The attacks of rotors and scorching process
Its when the rotor material "attacks" brake pad surface. Characteristic damages:
In normal braking process the brake pad material travels to rotor surface to create the friendly braking layer. The hardness is most important (but not the only) physical property is responsible for this process. SAE J431 G3000 standards for the automotive brake rotor and drum includes Hardness range by Barinell from 187 to 241. (See below Rotors material quality) Non abrasive Ceramic Brake pads are more susceptible to low hardness compared to relatively soft metallic brake pad formulation. The hardness for Ceramic pad should stay above 220 by Brinell scale. For example, most of OEM rotors are produced with hardness above 240 by Brinell. But, unfortunately, aftermarket rotors have hardness well below it. The scorching heats the matrix of the friction material to 600-700°C, allowing carbonization to occur to the first 0.5 to 1.5mm of brake pad surface. It is good prevention against rotors attack for aftermarket rotors which is normally produced with Hardness 170-200. Besides, it reduce the bedding-in time on replacement brake pads to a minimum with ready to use soft carbonization layer. Here is the same formula appearance with and without scorching.
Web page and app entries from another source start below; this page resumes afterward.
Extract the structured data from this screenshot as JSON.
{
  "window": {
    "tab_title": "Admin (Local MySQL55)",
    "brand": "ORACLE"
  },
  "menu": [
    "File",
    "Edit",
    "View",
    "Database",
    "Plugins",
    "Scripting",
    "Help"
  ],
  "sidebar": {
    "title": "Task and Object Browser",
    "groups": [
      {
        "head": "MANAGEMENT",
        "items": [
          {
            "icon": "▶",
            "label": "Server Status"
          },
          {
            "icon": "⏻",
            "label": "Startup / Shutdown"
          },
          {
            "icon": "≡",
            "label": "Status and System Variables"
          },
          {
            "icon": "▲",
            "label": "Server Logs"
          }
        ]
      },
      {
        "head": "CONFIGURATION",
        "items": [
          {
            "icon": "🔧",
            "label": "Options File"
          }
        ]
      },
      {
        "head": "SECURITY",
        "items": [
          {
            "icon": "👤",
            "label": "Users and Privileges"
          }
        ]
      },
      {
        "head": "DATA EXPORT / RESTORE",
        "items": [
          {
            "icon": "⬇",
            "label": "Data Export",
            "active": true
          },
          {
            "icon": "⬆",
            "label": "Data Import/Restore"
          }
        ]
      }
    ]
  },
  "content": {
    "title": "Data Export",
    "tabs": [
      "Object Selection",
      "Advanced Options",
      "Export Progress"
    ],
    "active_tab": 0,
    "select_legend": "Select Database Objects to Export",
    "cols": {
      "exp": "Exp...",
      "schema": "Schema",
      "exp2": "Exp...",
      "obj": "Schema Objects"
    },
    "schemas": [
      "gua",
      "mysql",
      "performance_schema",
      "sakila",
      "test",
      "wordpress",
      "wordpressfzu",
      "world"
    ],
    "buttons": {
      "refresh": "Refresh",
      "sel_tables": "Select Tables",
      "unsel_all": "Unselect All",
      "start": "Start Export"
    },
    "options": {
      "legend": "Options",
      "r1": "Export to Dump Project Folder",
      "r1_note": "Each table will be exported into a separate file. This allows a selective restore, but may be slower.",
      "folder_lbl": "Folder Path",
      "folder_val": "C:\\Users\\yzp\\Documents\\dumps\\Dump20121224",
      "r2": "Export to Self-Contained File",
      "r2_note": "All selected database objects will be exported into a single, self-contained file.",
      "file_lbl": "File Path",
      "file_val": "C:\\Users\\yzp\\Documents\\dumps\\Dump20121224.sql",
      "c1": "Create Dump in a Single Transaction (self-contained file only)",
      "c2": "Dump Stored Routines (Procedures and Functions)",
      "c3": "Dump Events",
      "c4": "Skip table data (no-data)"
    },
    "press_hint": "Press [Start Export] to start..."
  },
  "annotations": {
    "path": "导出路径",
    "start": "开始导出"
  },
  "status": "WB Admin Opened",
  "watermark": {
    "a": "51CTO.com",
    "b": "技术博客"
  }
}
Rotors material quality. Rotors are usually made of gray iron due to its superior heat handling and damping (vibration absorption) character. The quality are depends on combination of Physical properties, Chemical composition and Inferior microstructure. Physical properties Specified by SAE J431 G3000 standards for the automotive brake rotor and drum includes: 1. Hardness by Barinell: 187-241, 2. Minimum tensile strength of 30,000 psi Chemical composition G3000 gray iron: Carbon 3.10%-3.40%, Silicon 1.90%-2.30%, Manganese 0.60%-0.90%, Sulfur Max 0.15%, Phosphorus Max 0.15%, Total Carbon equivalent of 3.9%-4.15 Inferior microstructure.
Pearlitic microstructure = the graphite distribution and matrix structure of the cast iron. This matrix should be predominantly pearlite, with not more than 5% ferrite and less than 1% cementite. This matrix should be predominantly pearlite, with not more than 5% ferrite and less than 1% cementite.
The flake graphite form (magnifition 100X)